=== Directions ===
A complete answer includes every line below with the word "Públicos".

=== Information given ===
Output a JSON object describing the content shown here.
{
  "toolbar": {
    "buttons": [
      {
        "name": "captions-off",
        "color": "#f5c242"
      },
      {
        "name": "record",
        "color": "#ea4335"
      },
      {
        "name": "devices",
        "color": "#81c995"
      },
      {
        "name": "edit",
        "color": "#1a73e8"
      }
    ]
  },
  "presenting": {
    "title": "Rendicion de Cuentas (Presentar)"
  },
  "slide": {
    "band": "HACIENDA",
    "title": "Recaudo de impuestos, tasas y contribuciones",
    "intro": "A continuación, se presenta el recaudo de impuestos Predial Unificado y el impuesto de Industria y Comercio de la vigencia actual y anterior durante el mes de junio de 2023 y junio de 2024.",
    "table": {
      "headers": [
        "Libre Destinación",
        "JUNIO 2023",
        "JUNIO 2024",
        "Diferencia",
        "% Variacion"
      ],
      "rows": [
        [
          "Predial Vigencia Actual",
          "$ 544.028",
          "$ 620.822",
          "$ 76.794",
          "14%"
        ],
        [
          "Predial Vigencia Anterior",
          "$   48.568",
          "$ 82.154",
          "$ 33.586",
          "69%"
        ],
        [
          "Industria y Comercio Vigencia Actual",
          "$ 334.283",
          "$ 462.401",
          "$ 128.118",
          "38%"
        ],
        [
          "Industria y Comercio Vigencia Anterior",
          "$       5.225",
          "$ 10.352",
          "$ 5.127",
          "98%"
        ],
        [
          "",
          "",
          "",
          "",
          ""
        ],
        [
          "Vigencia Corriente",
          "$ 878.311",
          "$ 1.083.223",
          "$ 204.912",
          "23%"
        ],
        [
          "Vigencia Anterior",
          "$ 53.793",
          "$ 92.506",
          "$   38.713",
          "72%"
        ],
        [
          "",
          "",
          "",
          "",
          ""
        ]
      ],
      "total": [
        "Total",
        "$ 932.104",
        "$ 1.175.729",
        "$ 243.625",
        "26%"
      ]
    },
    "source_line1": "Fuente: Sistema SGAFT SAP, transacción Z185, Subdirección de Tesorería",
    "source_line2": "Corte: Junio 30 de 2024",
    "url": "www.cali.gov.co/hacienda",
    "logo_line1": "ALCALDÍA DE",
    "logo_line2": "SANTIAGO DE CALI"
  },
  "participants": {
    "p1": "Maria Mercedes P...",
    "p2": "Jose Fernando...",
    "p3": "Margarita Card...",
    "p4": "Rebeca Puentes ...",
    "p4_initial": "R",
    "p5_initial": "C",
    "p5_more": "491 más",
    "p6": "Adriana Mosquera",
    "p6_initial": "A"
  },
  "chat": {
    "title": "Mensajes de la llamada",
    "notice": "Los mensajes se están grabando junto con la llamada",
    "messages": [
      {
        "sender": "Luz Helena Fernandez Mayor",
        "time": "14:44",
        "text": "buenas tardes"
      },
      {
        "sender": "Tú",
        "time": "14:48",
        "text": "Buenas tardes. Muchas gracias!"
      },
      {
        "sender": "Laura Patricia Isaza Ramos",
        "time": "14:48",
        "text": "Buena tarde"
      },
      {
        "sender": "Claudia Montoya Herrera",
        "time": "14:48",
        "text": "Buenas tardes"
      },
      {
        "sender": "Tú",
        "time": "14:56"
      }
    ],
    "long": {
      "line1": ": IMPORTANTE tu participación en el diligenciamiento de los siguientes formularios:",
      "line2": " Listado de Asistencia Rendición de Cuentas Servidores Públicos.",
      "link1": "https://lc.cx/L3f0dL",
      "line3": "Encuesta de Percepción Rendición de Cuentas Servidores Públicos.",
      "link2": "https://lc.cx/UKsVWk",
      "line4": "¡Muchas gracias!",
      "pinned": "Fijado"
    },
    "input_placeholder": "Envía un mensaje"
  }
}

=== Result for this task ===
      "line2": " Listado de Asistencia Rendición de Cuentas Servidores Públicos.",
      "line3": "Encuesta de Percepción Rendición de Cuentas Servidores Públicos.",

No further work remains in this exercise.